### [Information shown]
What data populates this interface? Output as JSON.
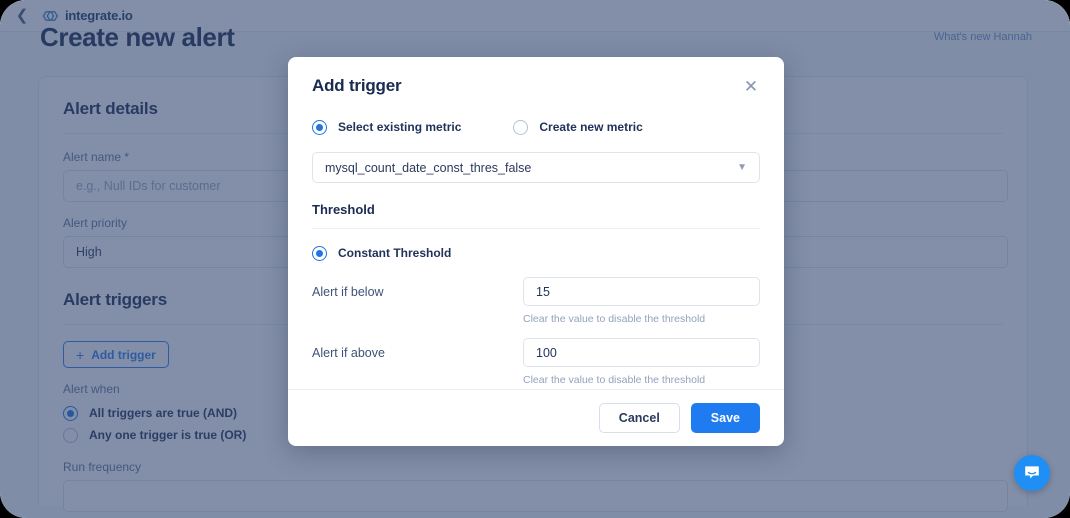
{
  "topbar": {
    "back_icon": "chevron-left-icon",
    "brand_name": "integrate.io"
  },
  "page": {
    "title": "Create new alert",
    "top_right_link": "What's new Hannah"
  },
  "alert_details": {
    "heading": "Alert details",
    "name_label": "Alert name *",
    "name_value": "",
    "name_placeholder": "e.g., Null IDs for customer",
    "priority_label": "Alert priority",
    "priority_value": "High"
  },
  "alert_triggers": {
    "heading": "Alert triggers",
    "add_trigger_label": "Add trigger",
    "add_trigger_icon": "plus-icon",
    "alert_when_label": "Alert when",
    "options": [
      {
        "label": "All triggers are true (AND)",
        "checked": true
      },
      {
        "label": "Any one trigger is true (OR)",
        "checked": false
      }
    ],
    "run_frequency_label": "Run frequency"
  },
  "modal": {
    "title": "Add trigger",
    "close_icon": "close-icon",
    "metric_mode": [
      {
        "label": "Select existing metric",
        "checked": true
      },
      {
        "label": "Create new metric",
        "checked": false
      }
    ],
    "metric_select_value": "mysql_count_date_const_thres_false",
    "metric_select_icon": "chevron-down-icon",
    "threshold_heading": "Threshold",
    "threshold_type": {
      "label": "Constant Threshold",
      "checked": true
    },
    "fields": [
      {
        "label": "Alert if below",
        "value": "15",
        "hint": "Clear the value to disable the threshold"
      },
      {
        "label": "Alert if above",
        "value": "100",
        "hint": "Clear the value to disable the threshold"
      }
    ],
    "cancel_label": "Cancel",
    "save_label": "Save"
  },
  "support": {
    "launcher_icon": "chat-bubble-icon"
  },
  "colors": {
    "accent": "#1f7cf0",
    "heading": "#1a2b52",
    "overlay": "#30446e"
  }
}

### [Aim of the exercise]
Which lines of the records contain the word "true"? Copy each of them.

### [Answer to this task]
        "label": "All triggers are true (AND)",
        "checked": true
        "label": "Any one trigger is true (OR)",
        "checked": true
      "checked": true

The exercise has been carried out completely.